You’ll also improve your ability to use the brakes at their threshold of adhesion. Street tires brake pretty well in a straight line, but trail braking (braking and turning at the same time) requires a very sensitive touch. A few hours of track time on street tires will give you that touch.

You’ll become aware of variations in tire adhesion that result from changes in tire temperatures and pressures. That awareness will stand you in good stead someday should you ever damage a tire while driving.

The sensitivity of street tires will help you learn to manage the particular handling characteristics of your car. You’ll learn exactly how and when your car starts to break traction, and how to modify that by changing tire pressures, taking different lines through turns, or adjusting braking, steering and throttle inputs.

Improving your management of the rolling/sliding transition also means that you’ll get better at recovering control when your car starts to act like it has a mind of its own. These situations can be very exciting, even scary; things seems to happen very quickly. Street tires will help you build the correct habits — which are sometimes counter-intuitional — that will enable you to react instantly when the situation demands. These are important skills, and it’s very nice to feel some confidence in your recovery skills for those times when you push it a bit too far.

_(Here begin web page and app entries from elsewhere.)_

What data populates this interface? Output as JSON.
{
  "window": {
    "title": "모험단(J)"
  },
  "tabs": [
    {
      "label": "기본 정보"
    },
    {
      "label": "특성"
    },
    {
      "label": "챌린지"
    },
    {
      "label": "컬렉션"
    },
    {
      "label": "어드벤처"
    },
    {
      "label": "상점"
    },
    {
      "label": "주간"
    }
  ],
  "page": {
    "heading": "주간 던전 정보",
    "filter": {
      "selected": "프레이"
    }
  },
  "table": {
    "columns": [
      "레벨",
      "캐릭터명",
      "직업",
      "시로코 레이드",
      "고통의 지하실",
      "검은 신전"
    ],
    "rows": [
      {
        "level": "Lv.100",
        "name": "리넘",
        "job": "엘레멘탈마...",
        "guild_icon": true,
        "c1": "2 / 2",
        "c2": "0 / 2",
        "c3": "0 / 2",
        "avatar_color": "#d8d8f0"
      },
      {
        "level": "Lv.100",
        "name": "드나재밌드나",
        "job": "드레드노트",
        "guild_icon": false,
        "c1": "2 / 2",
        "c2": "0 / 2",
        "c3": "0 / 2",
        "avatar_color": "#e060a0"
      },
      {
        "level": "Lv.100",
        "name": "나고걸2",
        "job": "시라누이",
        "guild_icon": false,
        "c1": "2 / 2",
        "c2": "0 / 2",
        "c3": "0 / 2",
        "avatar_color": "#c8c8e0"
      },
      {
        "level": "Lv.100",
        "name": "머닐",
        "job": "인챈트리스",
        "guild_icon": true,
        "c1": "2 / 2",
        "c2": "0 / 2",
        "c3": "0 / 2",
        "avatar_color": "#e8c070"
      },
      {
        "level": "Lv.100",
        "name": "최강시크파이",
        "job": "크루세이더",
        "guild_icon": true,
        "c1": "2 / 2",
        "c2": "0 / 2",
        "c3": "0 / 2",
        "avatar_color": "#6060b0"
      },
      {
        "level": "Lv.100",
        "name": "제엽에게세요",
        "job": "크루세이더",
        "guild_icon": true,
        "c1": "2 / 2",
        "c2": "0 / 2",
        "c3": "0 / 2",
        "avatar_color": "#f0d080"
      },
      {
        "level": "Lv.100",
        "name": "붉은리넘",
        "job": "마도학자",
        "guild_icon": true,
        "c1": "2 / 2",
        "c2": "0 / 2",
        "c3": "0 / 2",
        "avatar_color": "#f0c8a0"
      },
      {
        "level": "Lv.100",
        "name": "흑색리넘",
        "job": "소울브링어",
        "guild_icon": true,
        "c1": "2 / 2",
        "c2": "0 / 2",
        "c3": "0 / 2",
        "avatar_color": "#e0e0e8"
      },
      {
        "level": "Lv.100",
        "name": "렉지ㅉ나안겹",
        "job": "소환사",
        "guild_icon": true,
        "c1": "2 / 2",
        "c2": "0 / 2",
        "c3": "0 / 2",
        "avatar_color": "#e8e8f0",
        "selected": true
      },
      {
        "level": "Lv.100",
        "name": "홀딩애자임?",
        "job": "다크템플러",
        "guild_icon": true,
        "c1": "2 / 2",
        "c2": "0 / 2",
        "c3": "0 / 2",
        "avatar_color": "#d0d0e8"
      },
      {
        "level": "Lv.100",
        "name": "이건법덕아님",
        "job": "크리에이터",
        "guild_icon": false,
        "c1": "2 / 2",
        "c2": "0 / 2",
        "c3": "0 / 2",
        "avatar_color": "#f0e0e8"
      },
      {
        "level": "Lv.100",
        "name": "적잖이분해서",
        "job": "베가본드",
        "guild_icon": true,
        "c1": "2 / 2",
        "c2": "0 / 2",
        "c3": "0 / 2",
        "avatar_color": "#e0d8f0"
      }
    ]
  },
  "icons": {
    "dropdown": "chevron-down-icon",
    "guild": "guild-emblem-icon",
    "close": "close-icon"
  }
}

Street tires provide some surprisingly good opportunities for improving your driving skills. If you eventually move to competition tires, you’ll be much better able to manage their high performance characteristics if you have taken advantage of the learning benefits of street tires.

Street tires make economic sense as well. Using street tires at the track will save you the expense of additional wheels and competition tires. And you’ll avoid the hassle of changing all four tires before and after each event.

But the most important benefit may be that everything you learn on street tires is directly applicable and transferable to everyday driving situations on the street or highway. When faced with a challenging situation on the road, you’ll know exactly how — and how far — to push the performance capabilities of your car.